● WHAT THE EXERCISE ASKS
Please restate the data that follows word for word, with the pictures left out.

● EXERCISE MATERIAL

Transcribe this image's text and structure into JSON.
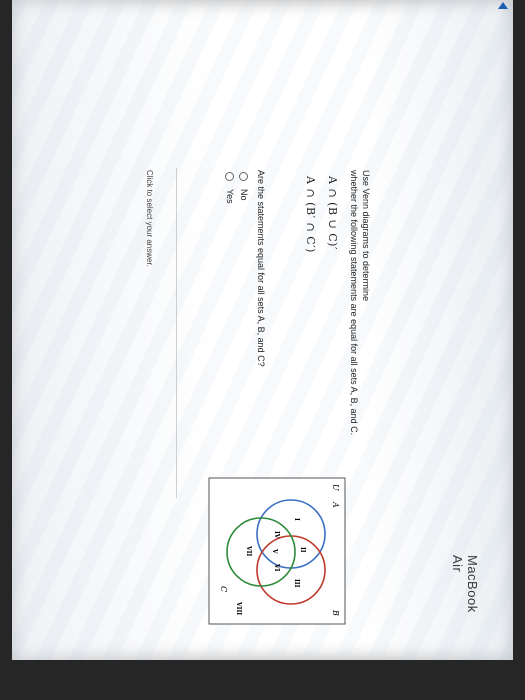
{
  "problem": {
    "instruction_line1": "Use Venn diagrams to determine",
    "instruction_line2": "whether the following statements are equal for all sets A, B, and C.",
    "statement1": "A ∩ (B ∪ C)′",
    "statement2": "A ∩ (B′ ∩ C′)"
  },
  "venn": {
    "universe_label": "U",
    "set_a_label": "A",
    "set_b_label": "B",
    "set_c_label": "C",
    "regions": [
      "I",
      "II",
      "III",
      "IV",
      "V",
      "VI",
      "VII",
      "VIII"
    ],
    "colors": {
      "a": "#3a6fc4",
      "b": "#c0392b",
      "c": "#2e8b3a"
    }
  },
  "question": {
    "text": "Are the statements equal for all sets A, B, and C?",
    "options": [
      "No",
      "Yes"
    ]
  },
  "footer_hint": "Click to select your answer.",
  "device_label": "MacBook Air"
}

● RESULT FOR THIS EXERCISE
Transcribe this image's text and structure into JSON.
{
  "problem": {
    "instruction_line1": "Use Venn diagrams to determine",
    "instruction_line2": "whether the following statements are equal for all sets A, B, and C.",
    "statement1": "A ∩ (B ∪ C)′",
    "statement2": "A ∩ (B′ ∩ C′)"
  },
  "venn": {
    "universe_label": "U",
    "set_a_label": "A",
    "set_b_label": "B",
    "set_c_label": "C",
    "regions": [
      "I",
      "II",
      "III",
      "IV",
      "V",
      "VI",
      "VII",
      "VIII"
    ],
    "colors": {
      "a": "#3a6fc4",
      "b": "#c0392b",
      "c": "#2e8b3a"
    }
  },
  "question": {
    "text": "Are the statements equal for all sets A, B, and C?",
    "options": [
      "No",
      "Yes"
    ]
  },
  "footer_hint": "Click to select your answer.",
  "device_label": "MacBook Air"
}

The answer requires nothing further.